Similarly, U.S. Patent No. 3,009,284, titled “Doll Construction,” was issued on November 21, 1961, but certainly was not the first doll design created, itself having purportedly been modelled on a German doll named the Bild Lilli. However, this new doll had a body and limbs in articulated relationship and means for supporting the doll in an upright or standing position for display or storage. It also had a catchy name – the Barbie doll – and has been an iconic doll for over 60 years.

Some iconic toys drew inspiration from other sources that were not toys or games. U.S. Patent No. 1,351,086, entitled “Toy-Cabin Construction,” was issued on August 31, 1920 to John Lloyd Wright, son of famous architect Frank Lloyd Wright. The younger Wright developed his toy cabin building blocks after being exposed to earthquake-resistant architectural designs in Japan. His blocks, called Lincoln Logs, comprised a plurality of different sized notched pieces that could be interconnected to create a variety of cabin designs.

U.S. Patent No. 3,359,678 issued on December 26, 1967 to Wham-O Manufacturing Co. for a “Flying Saucer.” Wham-O’s flying discs, called Frisbees, were modelled after pie tins manufactured by the Frisbie Pie Company of Bridgeport, Connecticut, that were first flung around campus by students at Yale University in the 1920s. By constructing the discs out of plastic, Wham-O’s Frisbees were easier to grip and more aerodynamic than the original metal pie tins. Contrary to the plot of The Hudsucker Proxy, it wasn’t Norville’s Barnes (played by Tim Robbins) who invented the Hula Hoop ("you know...for kids"), it was the same Wham-O, who had success with this iconic plastic toy a few years earlier when it introduced a hoop toy that a user could swivel around his or her body. Wham-O’s Hula Hoop was patented on March 5, 1963 as U.S. Patent No. 3,079,728.

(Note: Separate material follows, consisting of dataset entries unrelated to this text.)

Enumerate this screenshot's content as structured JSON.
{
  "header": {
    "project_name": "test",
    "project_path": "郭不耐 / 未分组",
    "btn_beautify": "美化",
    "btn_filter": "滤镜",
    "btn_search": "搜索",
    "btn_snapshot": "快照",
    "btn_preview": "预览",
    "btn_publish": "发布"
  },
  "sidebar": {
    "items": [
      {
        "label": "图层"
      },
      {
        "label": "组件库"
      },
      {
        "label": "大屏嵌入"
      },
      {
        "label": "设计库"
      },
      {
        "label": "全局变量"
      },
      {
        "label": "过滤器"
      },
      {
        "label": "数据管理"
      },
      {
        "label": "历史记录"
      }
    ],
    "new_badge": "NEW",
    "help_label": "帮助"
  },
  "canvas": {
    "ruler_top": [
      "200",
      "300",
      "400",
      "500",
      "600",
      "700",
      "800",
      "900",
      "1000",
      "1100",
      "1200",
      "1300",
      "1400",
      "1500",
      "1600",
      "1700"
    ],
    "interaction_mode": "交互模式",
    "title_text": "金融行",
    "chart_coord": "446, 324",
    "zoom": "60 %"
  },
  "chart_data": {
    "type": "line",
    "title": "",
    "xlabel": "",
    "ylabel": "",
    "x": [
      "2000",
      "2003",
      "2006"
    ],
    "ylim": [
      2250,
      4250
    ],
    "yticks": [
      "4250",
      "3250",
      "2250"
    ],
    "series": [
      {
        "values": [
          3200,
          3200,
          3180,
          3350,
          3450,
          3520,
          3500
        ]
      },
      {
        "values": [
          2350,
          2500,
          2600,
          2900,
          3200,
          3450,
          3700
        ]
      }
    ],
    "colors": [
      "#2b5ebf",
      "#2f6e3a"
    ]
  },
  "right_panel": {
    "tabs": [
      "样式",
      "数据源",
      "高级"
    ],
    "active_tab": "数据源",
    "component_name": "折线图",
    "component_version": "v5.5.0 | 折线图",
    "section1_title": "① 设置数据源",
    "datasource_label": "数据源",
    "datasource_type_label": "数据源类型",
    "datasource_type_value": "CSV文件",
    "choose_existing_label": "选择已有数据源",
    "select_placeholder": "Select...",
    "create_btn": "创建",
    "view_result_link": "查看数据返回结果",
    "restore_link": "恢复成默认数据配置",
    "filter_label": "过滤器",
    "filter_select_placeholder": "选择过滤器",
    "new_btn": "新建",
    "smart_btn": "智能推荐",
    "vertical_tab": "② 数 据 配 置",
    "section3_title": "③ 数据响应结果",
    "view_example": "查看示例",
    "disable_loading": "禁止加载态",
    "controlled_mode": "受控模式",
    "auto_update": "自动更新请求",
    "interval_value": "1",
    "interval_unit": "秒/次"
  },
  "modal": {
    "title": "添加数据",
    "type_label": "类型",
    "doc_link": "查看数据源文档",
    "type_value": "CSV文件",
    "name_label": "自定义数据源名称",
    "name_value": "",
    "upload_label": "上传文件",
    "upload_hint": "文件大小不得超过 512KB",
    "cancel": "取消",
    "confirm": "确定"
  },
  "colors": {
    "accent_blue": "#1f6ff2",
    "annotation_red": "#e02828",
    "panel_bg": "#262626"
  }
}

Some toys have been able to reach iconic levels even without initial patent protection. For example, the first Mr. Potato Head kit was not patented but it’s history is well known. George Lerner invented his kit in 1949 as a set of plastic body parts that could be attached to a potato or other vegetables, letting children effectively design their own dolls. Mr. Lerner’s entrepreneurial aspirations were not initially successful in finding someone to manufacture his toy, so it was originally provided as a prize in cereal boxes. When the Rhode Island Hassenfeld Brothers Company (now known as Hasbro) acquired rights to the design, they included a Styrofoam head with the kit for the first time. The re-packaged Mr. Potato Head debuted in 1952 and sold over 1 million units, at 98 cents apiece, in its first year. Hasbro agreed to pay Mr. Lerner a $500 advance and 5 percent royalties for every set sold. However, had the original concept been patented, Mr. Lerner likely would have been much more successful. In an effort to recapture this success, Mr. Lerner worked on a new-and-improved Mr. Potato Head-type toy. On May 9, 1972, he was awarded U.S. Patent No. 3,660,926 for a “Magnetically Coupled Toy Assembly,” covering decorative magnetic body parts provided in a metallic container where the parts could be attached to the container. However, given the great marketing success of the original Mr. Potato Head – the first ever television commercial directed to children premiered on April 30, 1952 for Mr. Potato Head – Mr. Lerner’s new design could not supplant his earlier design and was not successful. Numerous other utility and design patents for features of the Mr. Potato Head concept have since been issued cementing its status as an iconic toy.

I come across many patents each year for new toys and games and I often wonder which ones will become the new “must have” that my children will reminisce about to their kids and grandkids.

Author: Tucker Griffith 

No comments :

Post a Comment